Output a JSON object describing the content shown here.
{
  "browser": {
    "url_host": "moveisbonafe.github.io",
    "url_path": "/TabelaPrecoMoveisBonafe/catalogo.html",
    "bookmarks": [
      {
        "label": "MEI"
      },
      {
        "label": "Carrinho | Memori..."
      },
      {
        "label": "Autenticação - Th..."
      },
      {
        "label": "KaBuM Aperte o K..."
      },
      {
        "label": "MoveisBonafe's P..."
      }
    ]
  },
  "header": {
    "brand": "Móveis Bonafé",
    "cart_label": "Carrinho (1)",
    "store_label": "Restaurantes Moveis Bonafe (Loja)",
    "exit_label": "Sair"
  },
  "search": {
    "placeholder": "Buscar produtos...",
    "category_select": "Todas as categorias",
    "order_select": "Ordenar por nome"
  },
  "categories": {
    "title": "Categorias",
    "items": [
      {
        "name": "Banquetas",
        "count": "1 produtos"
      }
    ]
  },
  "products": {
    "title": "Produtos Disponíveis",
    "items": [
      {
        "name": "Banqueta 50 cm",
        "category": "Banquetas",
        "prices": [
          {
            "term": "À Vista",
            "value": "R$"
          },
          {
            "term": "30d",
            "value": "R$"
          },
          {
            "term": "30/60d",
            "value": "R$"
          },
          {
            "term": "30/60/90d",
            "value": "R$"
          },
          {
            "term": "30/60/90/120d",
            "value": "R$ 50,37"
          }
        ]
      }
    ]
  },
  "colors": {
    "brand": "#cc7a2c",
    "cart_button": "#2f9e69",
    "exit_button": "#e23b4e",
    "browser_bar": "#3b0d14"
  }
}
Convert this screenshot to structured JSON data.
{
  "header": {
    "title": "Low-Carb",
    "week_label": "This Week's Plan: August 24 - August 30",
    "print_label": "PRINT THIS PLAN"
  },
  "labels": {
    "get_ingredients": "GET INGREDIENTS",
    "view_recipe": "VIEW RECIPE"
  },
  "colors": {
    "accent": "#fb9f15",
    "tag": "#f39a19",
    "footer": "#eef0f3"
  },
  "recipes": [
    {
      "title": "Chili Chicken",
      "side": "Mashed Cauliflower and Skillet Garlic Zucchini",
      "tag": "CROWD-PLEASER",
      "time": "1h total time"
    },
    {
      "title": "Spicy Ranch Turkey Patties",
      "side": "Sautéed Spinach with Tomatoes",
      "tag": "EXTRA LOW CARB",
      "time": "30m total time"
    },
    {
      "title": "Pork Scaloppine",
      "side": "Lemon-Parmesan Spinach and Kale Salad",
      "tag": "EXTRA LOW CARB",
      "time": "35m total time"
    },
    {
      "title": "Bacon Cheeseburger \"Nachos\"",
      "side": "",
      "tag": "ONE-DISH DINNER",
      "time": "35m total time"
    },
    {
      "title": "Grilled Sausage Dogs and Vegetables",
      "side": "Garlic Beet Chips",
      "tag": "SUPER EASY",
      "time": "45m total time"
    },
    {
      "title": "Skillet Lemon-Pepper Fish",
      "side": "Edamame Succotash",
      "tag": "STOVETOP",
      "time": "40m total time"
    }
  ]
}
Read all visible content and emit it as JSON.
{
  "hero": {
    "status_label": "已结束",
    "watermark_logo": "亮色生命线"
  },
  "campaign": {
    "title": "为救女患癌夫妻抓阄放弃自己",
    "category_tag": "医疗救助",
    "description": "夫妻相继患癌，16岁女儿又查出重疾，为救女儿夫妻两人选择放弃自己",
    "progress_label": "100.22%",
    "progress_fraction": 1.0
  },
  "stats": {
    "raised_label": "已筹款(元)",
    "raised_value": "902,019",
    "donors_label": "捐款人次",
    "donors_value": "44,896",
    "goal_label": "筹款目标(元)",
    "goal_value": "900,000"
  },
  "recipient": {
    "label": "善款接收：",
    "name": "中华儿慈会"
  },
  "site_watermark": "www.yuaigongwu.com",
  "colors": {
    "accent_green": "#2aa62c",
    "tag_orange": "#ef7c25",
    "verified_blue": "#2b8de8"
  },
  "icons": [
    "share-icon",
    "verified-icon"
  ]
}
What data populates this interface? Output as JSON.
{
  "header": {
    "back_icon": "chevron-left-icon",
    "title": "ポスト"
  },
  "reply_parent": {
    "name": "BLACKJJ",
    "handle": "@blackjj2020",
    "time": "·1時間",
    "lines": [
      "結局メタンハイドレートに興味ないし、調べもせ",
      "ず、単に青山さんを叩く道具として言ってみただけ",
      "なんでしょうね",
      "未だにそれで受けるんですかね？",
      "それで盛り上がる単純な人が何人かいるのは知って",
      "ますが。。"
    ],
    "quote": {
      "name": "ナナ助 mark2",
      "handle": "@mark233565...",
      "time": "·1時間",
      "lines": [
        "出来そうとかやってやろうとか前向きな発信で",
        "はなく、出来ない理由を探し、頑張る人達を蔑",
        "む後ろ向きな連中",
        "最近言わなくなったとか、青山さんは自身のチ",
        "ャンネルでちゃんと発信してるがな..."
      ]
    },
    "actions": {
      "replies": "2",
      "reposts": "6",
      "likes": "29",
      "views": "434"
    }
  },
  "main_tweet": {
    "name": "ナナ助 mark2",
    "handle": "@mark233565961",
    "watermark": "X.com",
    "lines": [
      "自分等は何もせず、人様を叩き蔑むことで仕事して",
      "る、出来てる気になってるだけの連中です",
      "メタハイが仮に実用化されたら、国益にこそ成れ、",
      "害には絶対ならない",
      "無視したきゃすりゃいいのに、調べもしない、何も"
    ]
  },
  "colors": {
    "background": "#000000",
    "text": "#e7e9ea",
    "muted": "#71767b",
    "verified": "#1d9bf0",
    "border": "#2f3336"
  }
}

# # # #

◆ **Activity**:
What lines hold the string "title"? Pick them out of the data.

◆ **Answer space**:
    "title": "Categorias",
    "title": "Produtos Disponíveis",
    "title": "Low-Carb",
      "title": "Chili Chicken",
      "title": "Spicy Ranch Turkey Patties",
      "title": "Pork Scaloppine",
      "title": "Bacon Cheeseburger \"Nachos\"",
      "title": "Grilled Sausage Dogs and Vegetables",
      "title": "Skillet Lemon-Pepper Fish",
    "title": "为救女患癌夫妻抓阄放弃自己",
    "title": "ポスト"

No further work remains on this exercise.